I’m trying to figure out what it means to live an anti-job or anti-work life.
I don’t think it’s strictly about not working at a job (that’s ideal, but out of many people’s control). But even for those currently employed, there’s a mindset we can cultivate to make give work less of an excessively central and overwhelming role in our lives and society.
Here are my initial guidelines—INITIAL, because A) I still need to read from most of the leading voices in this space and B) because I’d love to hear your takes:
1) Jobs are not the center of community. If we choose to work for employers, they’re no longer expected (nay, allowed) to be the sole source of social life. While this is almost unimaginable to me, jobs no longer taking 8, 9, 12 hours of our days would help. (Ed Zitron, who writes a kick-ass newsletter about the WFH vs. office debate, explains better than I could how most of us have accepted jobs taking all the oxygen out of our social lives as “normal.”)
2) Our identity and sense of “self-worth” is detached from what we do to make money. I’m not the first person to suggest that we need more interesting and more open-ended questions to get to know each other than “what do you do” (or at least to stop expecting the answer to be what someone does for money).
We’d be much healthier--and probably better at making friends—if our self-concept and life bio wasn’t so tied to being employed at all. Humans are amazing, complex beings that could list dozens of things they “do,” and the fact that we default to talking about jobs is lame and depressing.
3) Our actions, society and economy are oriented toward maximizing free time (and NOT at the cost of other people going through the grinder). We may always need to devote some time to ensure our survival, but right now we grotesquely overshoot the mark due to our obsession with growth and advancement.
Imagine if companies were designed to—while still making a useful product—maximize free time for their employees instead of growth or profit for its own sake. And if individuals acted toward the same goal instead of pointless career advancement. By the way, this involves consuming accordingly—no more expecting the electronics store to be open late at night, or Amazon to deliver your backscratcher in 3 hours.
4) Embracing “mediocrity” as a value and being weary of “maximization.” Ribbonfarm has an amazing series on this, and they explain it much more eloquently than I could. But in essence, this guideline involves realizing that maximum effort and optimization are, for the most part, dumb long-term strategies leading to burnout and fragile systems. Comfort with doing things “good enough” is essential.

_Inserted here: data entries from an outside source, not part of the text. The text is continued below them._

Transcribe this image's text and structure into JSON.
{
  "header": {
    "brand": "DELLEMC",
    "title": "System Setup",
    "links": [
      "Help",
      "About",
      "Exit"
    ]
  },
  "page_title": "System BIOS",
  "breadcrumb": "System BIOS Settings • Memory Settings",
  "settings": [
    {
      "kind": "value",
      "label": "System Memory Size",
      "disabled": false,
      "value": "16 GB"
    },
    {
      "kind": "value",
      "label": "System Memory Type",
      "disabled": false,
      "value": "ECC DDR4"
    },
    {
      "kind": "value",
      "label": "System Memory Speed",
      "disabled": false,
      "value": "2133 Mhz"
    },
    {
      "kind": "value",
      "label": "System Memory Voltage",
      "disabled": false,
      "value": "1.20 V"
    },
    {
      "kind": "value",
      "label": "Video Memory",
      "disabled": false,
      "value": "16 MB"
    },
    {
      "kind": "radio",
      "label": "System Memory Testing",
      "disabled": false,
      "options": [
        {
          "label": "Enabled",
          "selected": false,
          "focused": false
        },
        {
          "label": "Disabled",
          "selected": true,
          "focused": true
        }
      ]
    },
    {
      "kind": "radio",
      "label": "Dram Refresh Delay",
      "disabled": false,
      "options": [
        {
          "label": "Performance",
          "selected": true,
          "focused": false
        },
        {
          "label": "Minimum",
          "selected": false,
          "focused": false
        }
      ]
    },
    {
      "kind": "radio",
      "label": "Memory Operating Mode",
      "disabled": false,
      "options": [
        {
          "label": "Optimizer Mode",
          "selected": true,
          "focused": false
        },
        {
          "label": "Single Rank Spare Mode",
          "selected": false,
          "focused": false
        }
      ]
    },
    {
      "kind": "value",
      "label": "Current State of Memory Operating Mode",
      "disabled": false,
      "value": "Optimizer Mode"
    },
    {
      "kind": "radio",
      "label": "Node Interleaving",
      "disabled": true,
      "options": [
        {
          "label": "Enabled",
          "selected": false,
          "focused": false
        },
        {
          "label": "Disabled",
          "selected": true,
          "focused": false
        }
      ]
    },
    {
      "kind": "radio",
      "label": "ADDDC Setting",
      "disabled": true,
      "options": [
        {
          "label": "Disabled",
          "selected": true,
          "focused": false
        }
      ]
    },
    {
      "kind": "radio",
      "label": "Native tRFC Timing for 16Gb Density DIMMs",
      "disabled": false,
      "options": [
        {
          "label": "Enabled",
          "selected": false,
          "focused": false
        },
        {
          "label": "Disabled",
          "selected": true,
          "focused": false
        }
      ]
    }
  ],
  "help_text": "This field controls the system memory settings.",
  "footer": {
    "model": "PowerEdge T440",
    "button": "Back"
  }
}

5) Careers are a fiction that we can ignore. Many things in life (money, geographical coordinates, even time) are fictions we establish to make life convenient. “Careers” and “career tracks” are nothing more than a way to help us think about work and how we spend our lives. But, like any other tool, we aren’t beholden to them. The problem is many of us think we are. Like with money, we’ve mistaken the map for the territory, the “menu with the food,” as Alan Watts liked to say. And it seems like there’s a LOT of people with no interest in a career.
There you have it, my five current principles for an anti-job life. I’ve begun putting these into action in little ways, and I fully expect this to evolve. Let me know what you think!